Mr Cook said internet users had the right to expect privacy when using different services online, and Apple was responding to that.
Facebook, along with other internet companies, has been accused of excessively collecting personal data from users, in many cases as a way to better serve adverts.
At its developer conference on Monday, Apple unveiled Sign In With Apple, a new online tool that will enable users to log in to apps and websites using their encrypted Apple ID, rather than having to share their credentials from social sites.
“We’re not really taking a shot at anybody, we focus on the user,” he said.
“And the user wants the ability to go across numerous properties on the web without being under surveillance.
“We’re moving privacy protections forward and I actually think it’s a very reasonable request for people to make.”

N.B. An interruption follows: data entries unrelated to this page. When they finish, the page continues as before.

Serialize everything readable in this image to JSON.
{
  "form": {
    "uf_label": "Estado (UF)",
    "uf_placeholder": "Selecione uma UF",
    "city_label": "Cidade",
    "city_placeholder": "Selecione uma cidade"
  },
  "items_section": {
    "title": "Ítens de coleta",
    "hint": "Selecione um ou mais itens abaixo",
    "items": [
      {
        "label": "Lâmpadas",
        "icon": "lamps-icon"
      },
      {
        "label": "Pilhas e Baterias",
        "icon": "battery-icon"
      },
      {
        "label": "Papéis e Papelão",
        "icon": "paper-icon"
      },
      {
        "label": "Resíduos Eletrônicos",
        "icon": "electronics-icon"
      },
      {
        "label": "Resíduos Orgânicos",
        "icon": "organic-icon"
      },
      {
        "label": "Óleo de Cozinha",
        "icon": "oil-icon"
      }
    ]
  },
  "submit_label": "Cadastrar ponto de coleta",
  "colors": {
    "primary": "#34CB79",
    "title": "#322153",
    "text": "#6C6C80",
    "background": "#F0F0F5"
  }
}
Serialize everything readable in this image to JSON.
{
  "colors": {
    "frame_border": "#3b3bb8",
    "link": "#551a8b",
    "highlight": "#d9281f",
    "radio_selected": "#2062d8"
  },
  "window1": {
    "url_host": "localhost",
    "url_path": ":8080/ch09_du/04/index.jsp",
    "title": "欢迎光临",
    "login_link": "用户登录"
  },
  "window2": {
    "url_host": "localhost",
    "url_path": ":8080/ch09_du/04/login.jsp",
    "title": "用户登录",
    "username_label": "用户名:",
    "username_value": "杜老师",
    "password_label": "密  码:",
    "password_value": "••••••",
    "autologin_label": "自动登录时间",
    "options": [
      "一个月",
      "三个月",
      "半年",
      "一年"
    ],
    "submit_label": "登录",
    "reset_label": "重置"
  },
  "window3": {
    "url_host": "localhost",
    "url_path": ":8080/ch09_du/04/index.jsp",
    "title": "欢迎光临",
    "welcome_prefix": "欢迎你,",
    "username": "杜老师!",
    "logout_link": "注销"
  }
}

The Apple chief executive added that he thought heightened awareness of online privacy was good for democracy, as well as technology companies.
“You can imagine an environment where everyone begins to think there’s no privacy, and if there’s no privacy, your freedom of expression just plummets because now you’re going to be thinking about that everybody’s going to know every single thing that you’re doing.
“This is not good for our country. This is not good for democracy.”
The tech giant’s Worldwide Developer Conference (WWDC) also saw Apple confirm it was to replace iTunes with three apps – Music, TV and Podcasts – after 18 years of running the service.
The service will remain unchanged on Windows.
New dedicated software for the iPad – called iPadOS – was also announced, alongside the next version of iOS, iOS 13, which will include a dark mode for the first time, for use in low-light conditions.